Content starts
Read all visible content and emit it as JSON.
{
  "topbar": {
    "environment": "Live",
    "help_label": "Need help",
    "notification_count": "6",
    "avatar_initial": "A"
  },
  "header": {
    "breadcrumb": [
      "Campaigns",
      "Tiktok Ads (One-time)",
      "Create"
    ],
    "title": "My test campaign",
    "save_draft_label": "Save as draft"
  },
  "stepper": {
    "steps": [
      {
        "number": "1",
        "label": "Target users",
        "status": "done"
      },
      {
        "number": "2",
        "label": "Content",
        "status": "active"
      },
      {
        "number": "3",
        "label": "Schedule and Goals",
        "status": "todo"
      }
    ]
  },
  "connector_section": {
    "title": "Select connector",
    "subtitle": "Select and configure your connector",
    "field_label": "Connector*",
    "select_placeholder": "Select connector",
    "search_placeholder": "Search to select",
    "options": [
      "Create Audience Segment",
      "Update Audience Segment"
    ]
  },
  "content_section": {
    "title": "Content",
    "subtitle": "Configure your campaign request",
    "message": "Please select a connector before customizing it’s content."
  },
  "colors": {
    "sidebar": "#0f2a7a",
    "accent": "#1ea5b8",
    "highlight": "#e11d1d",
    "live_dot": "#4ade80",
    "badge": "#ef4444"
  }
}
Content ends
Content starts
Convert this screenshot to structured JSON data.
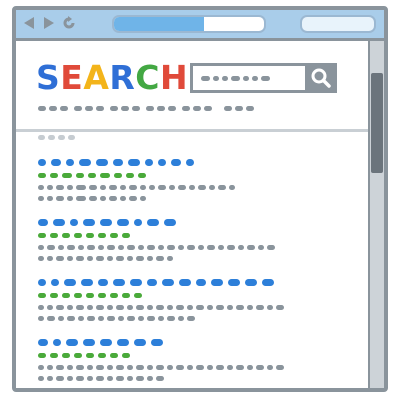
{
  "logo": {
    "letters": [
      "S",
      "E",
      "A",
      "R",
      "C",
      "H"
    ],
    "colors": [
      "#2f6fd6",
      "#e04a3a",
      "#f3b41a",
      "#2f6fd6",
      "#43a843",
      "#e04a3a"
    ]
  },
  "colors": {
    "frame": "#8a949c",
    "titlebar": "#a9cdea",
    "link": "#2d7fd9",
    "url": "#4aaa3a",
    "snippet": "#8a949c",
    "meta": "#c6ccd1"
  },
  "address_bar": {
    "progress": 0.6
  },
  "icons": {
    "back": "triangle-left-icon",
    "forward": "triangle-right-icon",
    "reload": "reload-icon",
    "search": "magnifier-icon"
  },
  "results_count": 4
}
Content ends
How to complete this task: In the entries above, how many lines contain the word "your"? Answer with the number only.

Exercise answer: 2